Recommendations for protection

At a high level, most security pros and analysts advise a range of actions:

  • Conduct regular vulnerability scans and penetration testing, of both internal and external facing network segments, to determine any potential security flaws and apply appropriate patches to critical assets first, followed by other systems.
  • Always take a defense-in-depth (DiD) approach to security controls, thereby increasing roadblocks for cybercriminals. This DiD approach should include defining internal segmentation and segregation.
  • Establish an Incident Response Team followed by tested IR processes and procedures,
  • Implement a measurable and repeatable patch management program, utilizing automation and manual verification processes to ensure necessary software and hardware patches are applied, mitigating successful vulnerability exploit attempts.
  • Whitelist approved applications which run on internal networks and deny all anomaly’s traffic.
  • Ensure critical data and information is backed up and stored off-site. Processes and procedures to revert to backups during an incident should be tested regularly.

Matt Ireland has been in the IT industry since the early 1990s. His path to CISO started at a regional bank doing workstation and network support. He then transitioned to a global manufacturing company supporting enterprise messaging, servers, networks and firewalls. In 2001, Matt started the security operations team for an application service provider for banks and credit unions. Most recently, he was responsible for major incident and problem management for a Midwest health insurance company.

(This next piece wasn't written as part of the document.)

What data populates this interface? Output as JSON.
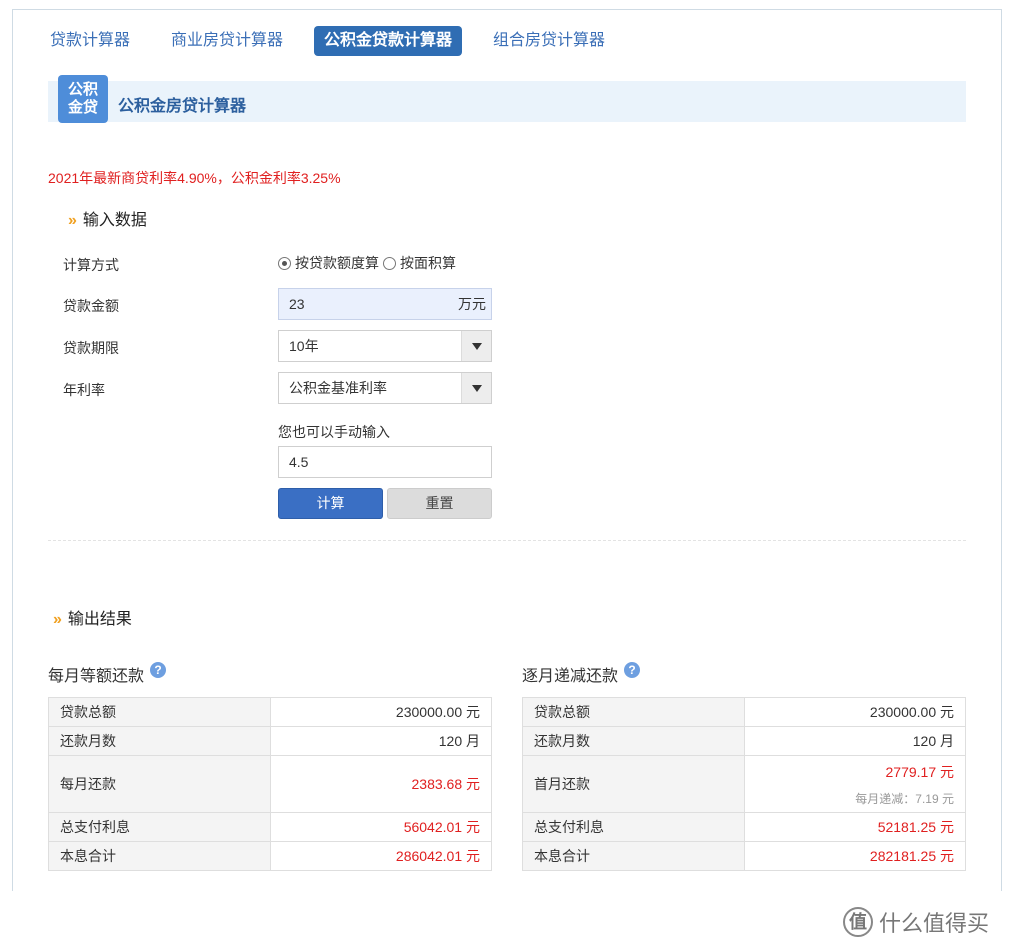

Matt brings a unique perspective to the NTT Security leadership team; he was an NTT Security (U.S.) (formerly Solutionary) client for more than 5 years during his tenure as a Director of Security Operations. Matt brings more than 20 years of relevant industry experience to his role at NTT Security (U.S.) as Regional Chief Information Security Officer – Americas. In this role, he is responsible for driving security strategy, enhancing and forging new customer relationships, and bolstering internal security policies and processes for the Americas region.

Matt is also very committed to giving back to the community. He has volunteered for almost 25 years in the emergency management Fire/EMS Service, and is a certified Reserve Peace Officer in Iowa, volunteering as a Reserve Deputy Sheriff in Dallas County (Iowa). As a father of three children, he loves spending time with his daughter and two sons. Also, as an Eagle Scout, Matt volunteers as an Assistant Scoutmaster with the Boy Scouts of America.

The opinions expressed in this blog are those of Matthew Ireland and do not necessarily represent those of IDG Communications, Inc., its parent, subsidiary or affiliated companies.